▶ [Data extracts]:
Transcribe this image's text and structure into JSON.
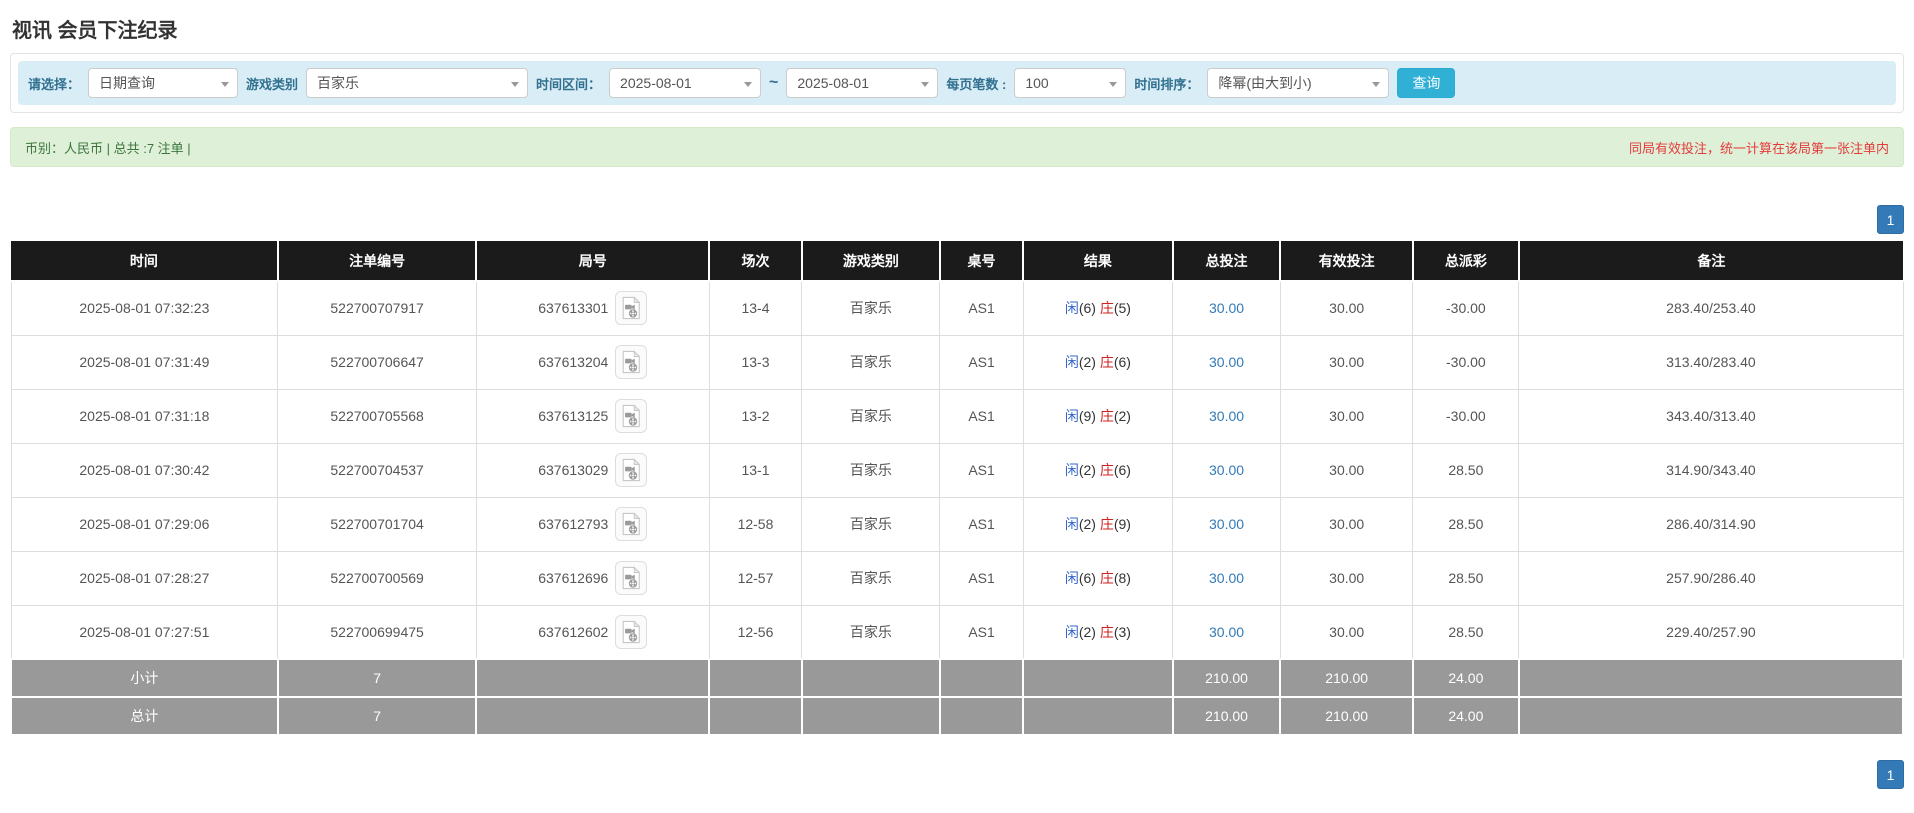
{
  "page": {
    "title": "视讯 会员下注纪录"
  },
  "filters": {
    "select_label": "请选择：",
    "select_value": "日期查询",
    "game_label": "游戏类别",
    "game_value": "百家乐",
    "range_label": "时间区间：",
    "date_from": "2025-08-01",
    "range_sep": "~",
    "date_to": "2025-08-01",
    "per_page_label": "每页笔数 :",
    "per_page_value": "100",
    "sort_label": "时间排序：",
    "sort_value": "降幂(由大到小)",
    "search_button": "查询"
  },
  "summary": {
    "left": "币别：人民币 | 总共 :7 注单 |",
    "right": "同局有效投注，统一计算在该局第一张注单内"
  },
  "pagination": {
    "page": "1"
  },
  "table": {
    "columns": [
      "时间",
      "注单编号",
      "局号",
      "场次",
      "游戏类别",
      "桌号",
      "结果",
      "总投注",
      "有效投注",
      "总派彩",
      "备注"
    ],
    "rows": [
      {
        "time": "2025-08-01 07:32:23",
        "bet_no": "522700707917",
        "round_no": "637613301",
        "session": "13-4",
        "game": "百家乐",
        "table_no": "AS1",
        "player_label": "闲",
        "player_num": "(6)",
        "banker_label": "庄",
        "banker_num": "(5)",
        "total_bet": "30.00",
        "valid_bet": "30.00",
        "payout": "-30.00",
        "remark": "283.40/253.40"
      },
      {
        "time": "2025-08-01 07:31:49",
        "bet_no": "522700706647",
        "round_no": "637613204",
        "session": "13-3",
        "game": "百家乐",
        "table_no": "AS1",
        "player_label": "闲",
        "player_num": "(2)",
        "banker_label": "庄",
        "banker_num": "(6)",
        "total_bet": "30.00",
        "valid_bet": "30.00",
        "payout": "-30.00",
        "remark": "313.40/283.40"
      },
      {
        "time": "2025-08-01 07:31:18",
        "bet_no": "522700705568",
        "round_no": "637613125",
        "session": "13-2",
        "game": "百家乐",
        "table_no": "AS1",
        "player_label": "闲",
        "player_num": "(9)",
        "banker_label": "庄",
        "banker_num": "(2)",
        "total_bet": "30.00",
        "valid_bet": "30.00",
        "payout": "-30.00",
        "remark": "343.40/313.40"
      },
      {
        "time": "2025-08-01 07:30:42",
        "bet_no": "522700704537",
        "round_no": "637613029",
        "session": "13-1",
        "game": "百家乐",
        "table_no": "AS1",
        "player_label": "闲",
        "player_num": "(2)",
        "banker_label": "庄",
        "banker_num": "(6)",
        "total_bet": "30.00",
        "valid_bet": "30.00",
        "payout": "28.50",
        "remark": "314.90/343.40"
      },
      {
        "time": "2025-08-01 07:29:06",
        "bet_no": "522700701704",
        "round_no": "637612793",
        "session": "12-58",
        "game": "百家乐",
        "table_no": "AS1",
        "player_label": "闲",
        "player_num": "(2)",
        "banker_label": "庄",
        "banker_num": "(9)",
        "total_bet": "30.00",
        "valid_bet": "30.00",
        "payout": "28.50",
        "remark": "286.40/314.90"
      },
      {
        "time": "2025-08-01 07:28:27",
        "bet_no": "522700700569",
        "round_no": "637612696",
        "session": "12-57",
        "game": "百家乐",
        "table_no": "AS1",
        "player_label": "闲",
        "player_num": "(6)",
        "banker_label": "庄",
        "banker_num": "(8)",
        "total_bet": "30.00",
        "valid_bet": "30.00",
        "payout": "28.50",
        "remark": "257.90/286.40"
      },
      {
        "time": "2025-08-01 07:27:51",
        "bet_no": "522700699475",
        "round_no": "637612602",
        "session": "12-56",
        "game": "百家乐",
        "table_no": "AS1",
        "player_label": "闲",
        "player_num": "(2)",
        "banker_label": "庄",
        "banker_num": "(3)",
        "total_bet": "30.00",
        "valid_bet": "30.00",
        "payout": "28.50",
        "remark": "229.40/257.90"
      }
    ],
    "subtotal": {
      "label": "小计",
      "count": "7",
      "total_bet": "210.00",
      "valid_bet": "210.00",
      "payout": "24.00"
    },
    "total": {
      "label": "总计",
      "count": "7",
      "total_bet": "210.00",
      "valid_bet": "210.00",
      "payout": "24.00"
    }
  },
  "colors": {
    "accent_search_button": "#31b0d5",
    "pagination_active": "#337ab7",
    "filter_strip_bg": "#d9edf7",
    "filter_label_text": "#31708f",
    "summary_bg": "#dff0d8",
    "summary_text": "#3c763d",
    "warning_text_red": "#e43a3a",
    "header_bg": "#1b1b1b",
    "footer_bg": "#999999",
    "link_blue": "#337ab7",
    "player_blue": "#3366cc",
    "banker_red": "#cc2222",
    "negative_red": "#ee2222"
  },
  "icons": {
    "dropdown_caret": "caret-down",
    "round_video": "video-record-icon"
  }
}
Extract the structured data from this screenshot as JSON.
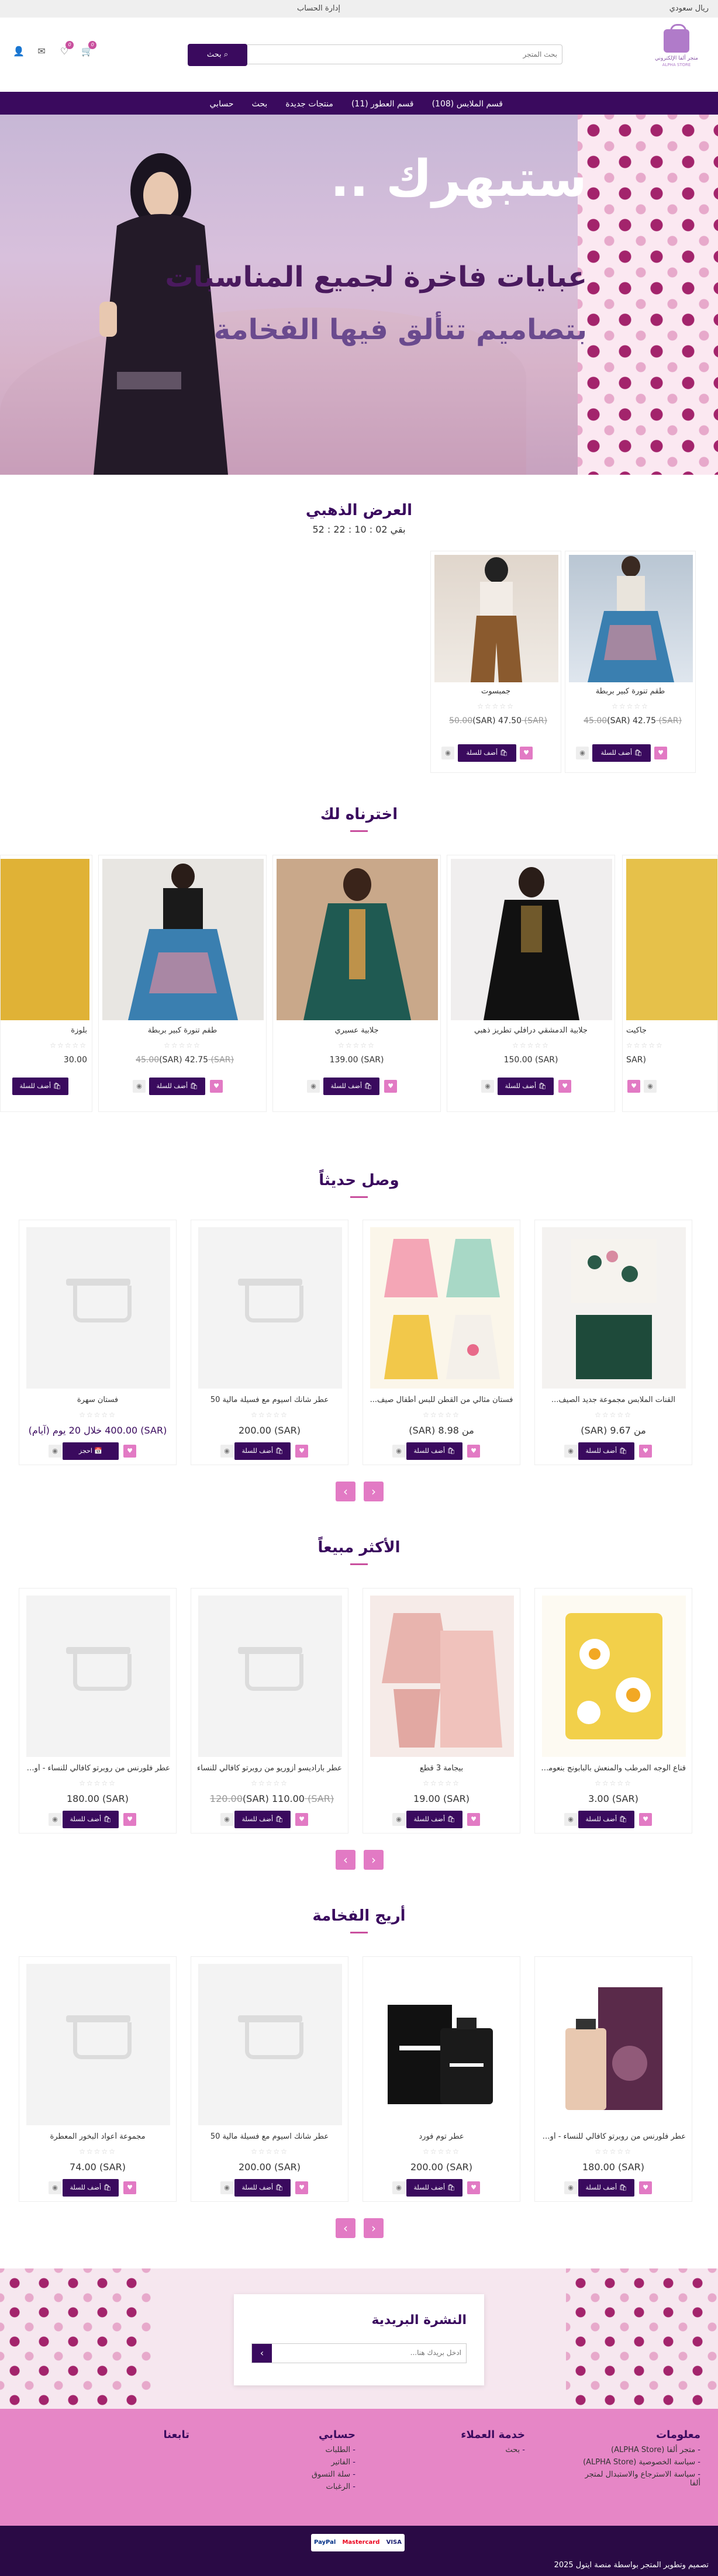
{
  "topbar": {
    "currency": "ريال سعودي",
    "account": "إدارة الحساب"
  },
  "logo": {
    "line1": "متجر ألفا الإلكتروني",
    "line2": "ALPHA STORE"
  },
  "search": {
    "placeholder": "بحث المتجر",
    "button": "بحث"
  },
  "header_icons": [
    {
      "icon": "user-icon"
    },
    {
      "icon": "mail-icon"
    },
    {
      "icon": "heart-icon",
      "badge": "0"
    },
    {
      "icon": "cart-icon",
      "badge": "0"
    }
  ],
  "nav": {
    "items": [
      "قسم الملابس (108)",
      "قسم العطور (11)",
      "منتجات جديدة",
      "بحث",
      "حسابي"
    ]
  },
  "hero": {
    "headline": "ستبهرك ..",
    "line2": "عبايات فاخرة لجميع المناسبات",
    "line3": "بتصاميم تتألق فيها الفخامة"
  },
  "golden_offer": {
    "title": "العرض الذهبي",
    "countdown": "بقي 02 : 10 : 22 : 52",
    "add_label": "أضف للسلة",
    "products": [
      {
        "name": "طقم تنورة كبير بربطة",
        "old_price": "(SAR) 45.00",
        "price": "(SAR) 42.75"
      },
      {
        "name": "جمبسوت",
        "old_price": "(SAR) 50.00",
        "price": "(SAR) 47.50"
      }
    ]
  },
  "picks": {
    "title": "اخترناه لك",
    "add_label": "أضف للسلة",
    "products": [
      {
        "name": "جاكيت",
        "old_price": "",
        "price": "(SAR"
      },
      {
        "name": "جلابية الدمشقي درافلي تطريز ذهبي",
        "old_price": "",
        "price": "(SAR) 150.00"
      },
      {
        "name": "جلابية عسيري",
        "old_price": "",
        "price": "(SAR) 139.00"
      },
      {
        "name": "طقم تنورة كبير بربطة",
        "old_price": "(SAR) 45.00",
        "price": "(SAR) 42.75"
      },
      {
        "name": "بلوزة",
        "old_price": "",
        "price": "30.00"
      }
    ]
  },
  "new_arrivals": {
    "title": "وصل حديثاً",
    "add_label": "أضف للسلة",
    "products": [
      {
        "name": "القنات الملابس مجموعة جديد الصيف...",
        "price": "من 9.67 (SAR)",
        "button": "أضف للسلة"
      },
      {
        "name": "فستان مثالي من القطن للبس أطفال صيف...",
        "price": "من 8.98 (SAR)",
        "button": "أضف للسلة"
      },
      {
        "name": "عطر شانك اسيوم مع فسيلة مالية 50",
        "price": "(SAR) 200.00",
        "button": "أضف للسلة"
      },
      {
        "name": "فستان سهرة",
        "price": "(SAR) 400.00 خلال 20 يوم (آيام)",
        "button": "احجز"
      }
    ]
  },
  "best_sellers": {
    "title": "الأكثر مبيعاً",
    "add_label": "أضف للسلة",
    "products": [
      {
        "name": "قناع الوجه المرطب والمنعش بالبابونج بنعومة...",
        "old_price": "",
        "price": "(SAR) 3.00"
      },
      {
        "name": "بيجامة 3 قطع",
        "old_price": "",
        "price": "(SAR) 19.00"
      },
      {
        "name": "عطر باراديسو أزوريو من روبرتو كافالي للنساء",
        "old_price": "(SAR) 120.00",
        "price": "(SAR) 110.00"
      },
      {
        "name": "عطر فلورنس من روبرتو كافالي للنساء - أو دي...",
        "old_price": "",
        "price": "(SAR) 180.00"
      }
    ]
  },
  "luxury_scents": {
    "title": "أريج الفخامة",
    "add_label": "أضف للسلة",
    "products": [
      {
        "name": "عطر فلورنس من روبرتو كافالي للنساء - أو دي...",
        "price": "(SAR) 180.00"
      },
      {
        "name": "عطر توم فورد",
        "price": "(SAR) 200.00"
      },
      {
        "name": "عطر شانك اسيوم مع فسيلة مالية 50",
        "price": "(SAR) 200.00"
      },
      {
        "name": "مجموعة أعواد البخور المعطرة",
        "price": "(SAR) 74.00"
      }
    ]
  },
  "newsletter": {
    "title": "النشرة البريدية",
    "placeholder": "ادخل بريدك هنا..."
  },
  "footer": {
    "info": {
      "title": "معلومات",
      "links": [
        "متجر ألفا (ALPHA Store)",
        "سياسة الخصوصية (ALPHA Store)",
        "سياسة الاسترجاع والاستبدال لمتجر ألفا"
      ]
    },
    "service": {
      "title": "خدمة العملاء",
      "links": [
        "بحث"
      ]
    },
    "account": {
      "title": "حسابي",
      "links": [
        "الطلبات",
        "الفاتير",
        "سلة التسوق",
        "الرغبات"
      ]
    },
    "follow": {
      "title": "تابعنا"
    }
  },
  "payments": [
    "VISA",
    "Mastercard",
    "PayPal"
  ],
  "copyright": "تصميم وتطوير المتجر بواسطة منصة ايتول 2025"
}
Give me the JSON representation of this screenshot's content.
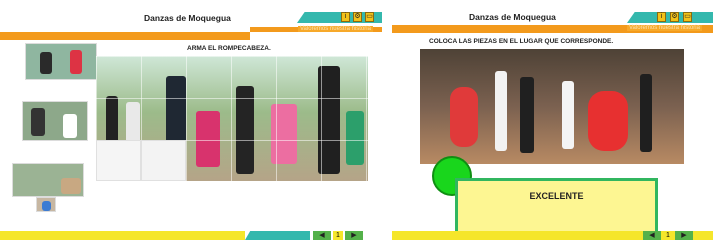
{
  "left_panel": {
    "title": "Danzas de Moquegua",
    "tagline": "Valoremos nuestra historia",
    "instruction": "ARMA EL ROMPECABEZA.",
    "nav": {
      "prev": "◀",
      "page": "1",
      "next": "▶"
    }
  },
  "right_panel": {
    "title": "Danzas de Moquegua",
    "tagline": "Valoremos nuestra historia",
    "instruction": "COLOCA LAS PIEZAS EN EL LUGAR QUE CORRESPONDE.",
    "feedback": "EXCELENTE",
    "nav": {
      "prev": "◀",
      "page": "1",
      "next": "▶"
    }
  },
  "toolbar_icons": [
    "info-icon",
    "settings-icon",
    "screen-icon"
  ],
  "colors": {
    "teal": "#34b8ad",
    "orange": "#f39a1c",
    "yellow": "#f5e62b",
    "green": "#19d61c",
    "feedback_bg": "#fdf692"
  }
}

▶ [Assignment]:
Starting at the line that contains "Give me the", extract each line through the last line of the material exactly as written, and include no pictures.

▶ [Reply]:
Give me the JSON representation of this screenshot's content.
{
  "left_panel": {
    "title": "Danzas de Moquegua",
    "tagline": "Valoremos nuestra historia",
    "instruction": "ARMA EL ROMPECABEZA.",
    "nav": {
      "prev": "◀",
      "page": "1",
      "next": "▶"
    }
  },
  "right_panel": {
    "title": "Danzas de Moquegua",
    "tagline": "Valoremos nuestra historia",
    "instruction": "COLOCA LAS PIEZAS EN EL LUGAR QUE CORRESPONDE.",
    "feedback": "EXCELENTE",
    "nav": {
      "prev": "◀",
      "page": "1",
      "next": "▶"
    }
  },
  "toolbar_icons": [
    "info-icon",
    "settings-icon",
    "screen-icon"
  ],
  "colors": {
    "teal": "#34b8ad",
    "orange": "#f39a1c",
    "yellow": "#f5e62b",
    "green": "#19d61c",
    "feedback_bg": "#fdf692"
  }
}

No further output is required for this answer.